Daniel had been part of the Dinos’ back-to-back national titles — laying claim to the Canada West conference’s individual crown once — and the 2021 season for a few of veteran dashers represented their final year of eligibility.

So, understandably, he wanted to be there.

“That was probably a mistake,” he said. “I ran into injury trouble pretty quickly. I think my body was telling me to stop. I tried to run, but it wasn’t a great year. I don’t regret trying — it was still fun.

“For any athlete, whether we do well or not, it’s such a long build going into an Olympic or Paralympic Games. You put all your time and focus and everything into that. Once it passes, you go into the post-Games blues, I call it. You’re kind of de-motivated — ‘What’s next?’ Your body and mind needs a break.”

Sound now — mentally and physically (give or take that recently earned leg soreness) — Daniel’s next phase is a trip at the end of this month to Flagstaff, Ariz., where the national paratriathlon team is holding a high-altitude (and, he dearly hopes, snow-free) camp.

At that point, there’ll be two months till he graces the world stage in Abu Dhabi in the United Arab Emirates.

“I obviously want to go there to try to win it.”

His aim, of course, is hardly outlandish. Already, he’s bagged four world paratriathlon championships (2015, 2017, 2018, 2019).

In a stretch between June 2018 and July 2021, Daniel raced nine times internationally — capturing all of events. On the world’s top paratriathlon circuit, he’s made 51 starts in his career, getting gold in 28 of them.

Now, thanks to the aforementioned productive summer, he’s on a three-race winning streak.

“I’ve been lucky to have a relatively consistent career,” said Daniel, who was born with bilateral radial club hands. “I haven’t had too many dropoffs or anything like that.”

And apparently he is far from finished when it comes to burnishing his brand.

Daniel expects to enter more half-ironmans, leading up to, at some point, the full distance — 3.9 kilometre swim, 180.2 kilometre cycle, 42.2 kilometre run. And? Cross-country running still appeals to him, so he’s not done with that, either.

This is what he does, what he loves. Within a year, he’ll have nailed down his business degree from UCalgary, but he’s in no panic to embark on a workaday existence. “I’ll see what avenues open up for me,” said Daniel. “I’ll get through Paris … then if I’m not ready for a job job, I’ll keep doing triathlon for a bit. Right now, I’m just focused on the next couple of years — then we’ll go from there.”

Because, as he points out, this is no chore. When he throws himself into a training block, it is with genuine appreciation. Even if practice commitments for the three disciplines keep him hustling up to 25 hours per week, not including weightroom sessions.

“Everybody goes through periods where they lack motivation,” said Daniel. “There are days when you aren’t motivated, but those are the important days to get through.

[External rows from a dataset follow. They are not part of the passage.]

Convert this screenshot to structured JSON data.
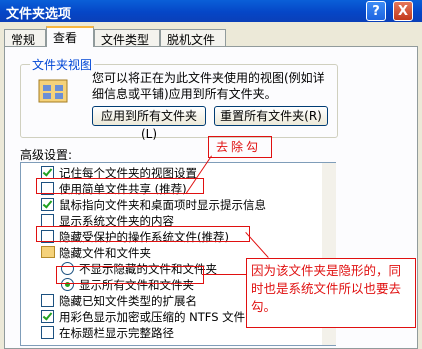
{
  "window": {
    "title": "文件夹选项",
    "help": "?",
    "close": "X"
  },
  "tabs": [
    {
      "label": "常规"
    },
    {
      "label": "查看"
    },
    {
      "label": "文件类型"
    },
    {
      "label": "脱机文件"
    }
  ],
  "folder_view": {
    "group_label": "文件夹视图",
    "description": "您可以将正在为此文件夹使用的视图(例如详细信息或平铺)应用到所有文件夹。",
    "apply_button": "应用到所有文件夹(L)",
    "reset_button": "重置所有文件夹(R)"
  },
  "advanced": {
    "label": "高级设置:",
    "items": [
      {
        "type": "checkbox",
        "checked": true,
        "label": "记住每个文件夹的视图设置"
      },
      {
        "type": "checkbox",
        "checked": false,
        "label": "使用简单文件共享 (推荐)"
      },
      {
        "type": "checkbox",
        "checked": true,
        "label": "鼠标指向文件夹和桌面项时显示提示信息"
      },
      {
        "type": "checkbox",
        "checked": false,
        "label": "显示系统文件夹的内容"
      },
      {
        "type": "checkbox",
        "checked": false,
        "label": "隐藏受保护的操作系统文件(推荐)"
      },
      {
        "type": "folder",
        "label": "隐藏文件和文件夹"
      },
      {
        "type": "radio",
        "checked": false,
        "label": "不显示隐藏的文件和文件夹"
      },
      {
        "type": "radio",
        "checked": true,
        "label": "显示所有文件和文件夹"
      },
      {
        "type": "checkbox",
        "checked": false,
        "label": "隐藏已知文件类型的扩展名"
      },
      {
        "type": "checkbox",
        "checked": true,
        "label": "用彩色显示加密或压缩的 NTFS 文件"
      },
      {
        "type": "checkbox",
        "checked": false,
        "label": "在标题栏显示完整路径"
      }
    ]
  },
  "annotations": {
    "remove_check": "去除勾",
    "note": "因为该文件夹是隐形的，同时也是系统文件所以也要去勾。"
  },
  "colors": {
    "annotation": "#e01010",
    "check": "#21a121",
    "titlebar": "#0546c7"
  }
}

You always remember how you feel after a good race and it makes all those days worth it. I try to remember my goals and all that stuff. And I do enjoy what I do.

“It’s long hours, but I know it’s a pretty sweet gig to have and I’m pretty thankful for it.”